Healthcare personnel should consult current influenza vaccine recommendations for guidance around the timing of administration and use of specific vaccines.

2020 Pink Book Series

CDC is offering a series of weekly one-hour web-on-demand videos that will provide an overview of vaccination principles, general best practices, immunization strategies, and specific information about vaccine-preventable diseases and the vaccines that prevent them. There is no registration process to view the sessions. The link to each course can be accessed on/after the indicated date. Please visit the Pink Book series page for the schedule and additional information. Continuing Education (CE) will be available for each event.

Routine Immunizations

All vaccines due or overdue should be administered according to the recommended CDC immunization schedules during each visit.

Immunization Training for Healthcare Providers

CDC offers education and training programs for healthcare personnel, many with continuing education credits/contact hours available. A variety of topics and formats, based on vaccine recommendations made by the Advisory Committee on Immunization Practice (ACIP), are available.  These include:

  • CDC’s Pink Book Series. These one-hour, web-on-demand videos provide an overview of vaccination principles, general best practices, immunization strategies, and specific information about vaccine-preventable diseases and the vaccines that prevent them. 
  • Current Issues in Immunization. These live, one-hour presentations, collectively titled “Current Issues in Immunization,” are scheduled 4 to 5 times per year. Specific topics are announced prior to each occurrence.
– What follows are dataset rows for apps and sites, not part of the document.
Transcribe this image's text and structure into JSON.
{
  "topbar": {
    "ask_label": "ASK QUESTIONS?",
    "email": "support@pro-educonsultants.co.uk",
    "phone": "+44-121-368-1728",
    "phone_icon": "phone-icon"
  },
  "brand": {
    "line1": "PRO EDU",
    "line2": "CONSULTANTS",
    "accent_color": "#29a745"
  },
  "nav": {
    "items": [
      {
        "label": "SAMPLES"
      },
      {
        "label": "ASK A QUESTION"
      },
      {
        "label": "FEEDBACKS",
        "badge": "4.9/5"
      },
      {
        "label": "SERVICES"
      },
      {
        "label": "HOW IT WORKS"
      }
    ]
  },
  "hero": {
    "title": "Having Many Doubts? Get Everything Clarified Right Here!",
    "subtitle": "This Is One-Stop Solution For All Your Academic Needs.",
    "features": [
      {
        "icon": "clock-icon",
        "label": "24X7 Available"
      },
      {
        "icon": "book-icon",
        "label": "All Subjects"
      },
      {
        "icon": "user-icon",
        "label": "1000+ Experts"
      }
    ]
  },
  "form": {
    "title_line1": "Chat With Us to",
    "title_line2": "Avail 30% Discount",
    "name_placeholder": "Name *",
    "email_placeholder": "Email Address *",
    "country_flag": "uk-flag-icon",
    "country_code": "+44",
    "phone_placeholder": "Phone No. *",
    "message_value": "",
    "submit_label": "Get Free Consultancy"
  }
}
Presented by the National Center for Immunization and Respiratory Diseases, these webinars and designed to provide clinicians with the most up-to-date information on immunizations.
  • Training and Continuing Education Online (TCEO). The Centers for Disease Control and Prevention (CDC) hosts an extensive series of educational opportunities on the Training and Continuing Education Online (TCEO) section of its web page. You can search for courses and sign up for continuing education credits on the TCEO site.
  • Immunization Courses: Webcasts and Self Study.  CDC has created a range of web-on-demand, self-paced module for healthcare providers on critical immunization topics including COVID-19, Influenza, HPV and more.
  • CDC’s Morbidity and Mortality Weekly Report (MMWR).  Health care providers also can earn continuing education credits by reading almost any recent edition of the CDC’s Morbidity and Mortality Weekly Report (MMWR) and completing a short quiz. Find out more here.

The North Carolina Immunization Branch also hosts trainings and offers other resources including a quality improvement program for healthcare providers and a listing of courses designed to meet annual VFC educational requirement.

North Carolina Immunization Program (NCIP) Requirements

Review the basics of the NCIP, learn how to join and what’s required of an enrolled provider. Access links to important documents like the NCIP Coverage Criteria, NCIP Coverage Criteria Supplement and memos from the Immunization Branch, vaccine storage and handling resources, vaccine information statements and resources on reporting vaccine preventable diseases in North Carolina.

NCIP Provider Resource Guide

A printable guide to everything you need to know about the NCIP and NCIR.

i. Table of Contents (Updated June 2018)
I. Contact Information (Updated August 2, 2022)
II. NCIP Program Information (Updated August 03, 2022)
III. Clinical and Administrative (Updated September 22, 2022)
IV. Storage & Handling (Updated August 03, 2021)
V. Communicable Disease Reporting & Law (Updated April 20, 2021)
VI. Resources (Updated January 2018)
VII. North Carolina Immunization Registry (NCIR) (Updated March 2022)

North Carolina Immunization Registry (NCIR)

Learn about the NCIR and how it can help your practice track immunizations and identify patients who need vaccinations. 




Updated: March 18, 2024